[Stored data]
━━━━━━━━━━━━━━━━━━━━
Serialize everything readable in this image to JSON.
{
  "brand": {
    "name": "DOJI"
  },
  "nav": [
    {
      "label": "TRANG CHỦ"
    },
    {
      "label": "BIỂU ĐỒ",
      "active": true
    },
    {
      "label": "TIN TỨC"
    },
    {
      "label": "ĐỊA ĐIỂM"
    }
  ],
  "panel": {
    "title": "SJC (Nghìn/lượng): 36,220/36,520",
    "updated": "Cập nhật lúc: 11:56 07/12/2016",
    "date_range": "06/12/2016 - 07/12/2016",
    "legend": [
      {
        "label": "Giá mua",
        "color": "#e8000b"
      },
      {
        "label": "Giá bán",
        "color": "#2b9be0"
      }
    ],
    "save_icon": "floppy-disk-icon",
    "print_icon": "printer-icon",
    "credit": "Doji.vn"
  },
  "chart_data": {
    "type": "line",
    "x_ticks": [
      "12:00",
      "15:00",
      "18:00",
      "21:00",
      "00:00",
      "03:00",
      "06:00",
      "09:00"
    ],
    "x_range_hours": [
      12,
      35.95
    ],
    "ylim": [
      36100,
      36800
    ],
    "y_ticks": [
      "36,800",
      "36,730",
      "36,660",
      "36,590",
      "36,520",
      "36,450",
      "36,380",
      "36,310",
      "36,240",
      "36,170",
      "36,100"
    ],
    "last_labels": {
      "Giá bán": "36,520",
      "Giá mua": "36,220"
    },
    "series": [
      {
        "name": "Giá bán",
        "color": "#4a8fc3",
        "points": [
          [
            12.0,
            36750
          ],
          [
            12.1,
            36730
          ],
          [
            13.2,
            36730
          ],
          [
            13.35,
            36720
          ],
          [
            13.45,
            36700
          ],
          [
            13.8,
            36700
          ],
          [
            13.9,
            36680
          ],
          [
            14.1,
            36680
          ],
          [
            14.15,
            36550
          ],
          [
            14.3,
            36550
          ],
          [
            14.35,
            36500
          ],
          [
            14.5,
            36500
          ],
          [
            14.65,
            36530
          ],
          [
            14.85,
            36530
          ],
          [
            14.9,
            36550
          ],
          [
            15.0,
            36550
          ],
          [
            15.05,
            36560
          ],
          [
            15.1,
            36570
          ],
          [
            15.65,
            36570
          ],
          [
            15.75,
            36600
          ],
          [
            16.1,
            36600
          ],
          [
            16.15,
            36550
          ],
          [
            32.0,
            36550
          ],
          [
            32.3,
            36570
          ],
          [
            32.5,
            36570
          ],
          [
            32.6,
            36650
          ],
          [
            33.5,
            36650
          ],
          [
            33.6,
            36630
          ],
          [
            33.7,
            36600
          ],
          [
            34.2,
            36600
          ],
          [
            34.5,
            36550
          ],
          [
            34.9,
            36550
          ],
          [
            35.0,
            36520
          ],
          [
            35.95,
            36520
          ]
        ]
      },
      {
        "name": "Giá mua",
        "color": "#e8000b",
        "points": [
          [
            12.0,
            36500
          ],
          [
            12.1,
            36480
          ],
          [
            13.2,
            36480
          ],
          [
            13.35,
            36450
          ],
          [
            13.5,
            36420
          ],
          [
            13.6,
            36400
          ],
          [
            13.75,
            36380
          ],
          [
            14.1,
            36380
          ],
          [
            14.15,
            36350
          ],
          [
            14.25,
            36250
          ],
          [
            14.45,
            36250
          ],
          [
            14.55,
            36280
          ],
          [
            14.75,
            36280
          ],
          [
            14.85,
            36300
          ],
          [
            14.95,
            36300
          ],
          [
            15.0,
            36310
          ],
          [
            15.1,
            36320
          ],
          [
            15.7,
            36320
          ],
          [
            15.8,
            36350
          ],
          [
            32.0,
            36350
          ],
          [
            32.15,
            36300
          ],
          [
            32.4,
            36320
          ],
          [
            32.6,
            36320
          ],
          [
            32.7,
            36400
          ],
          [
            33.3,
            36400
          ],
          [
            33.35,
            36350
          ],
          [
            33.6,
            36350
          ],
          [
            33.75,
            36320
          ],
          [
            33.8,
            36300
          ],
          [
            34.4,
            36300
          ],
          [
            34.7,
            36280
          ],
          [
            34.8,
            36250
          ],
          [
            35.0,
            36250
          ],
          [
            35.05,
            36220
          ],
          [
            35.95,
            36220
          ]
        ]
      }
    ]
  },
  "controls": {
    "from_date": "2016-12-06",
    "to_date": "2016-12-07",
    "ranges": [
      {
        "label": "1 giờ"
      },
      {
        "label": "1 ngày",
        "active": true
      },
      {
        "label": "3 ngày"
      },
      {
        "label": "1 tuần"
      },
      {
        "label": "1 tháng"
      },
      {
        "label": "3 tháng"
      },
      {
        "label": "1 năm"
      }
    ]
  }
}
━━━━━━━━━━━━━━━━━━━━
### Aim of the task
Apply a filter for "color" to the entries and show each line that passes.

### Solution below
        "color": "#e8000b"
        "color": "#2b9be0"
        "color": "#4a8fc3",
        "color": "#e8000b",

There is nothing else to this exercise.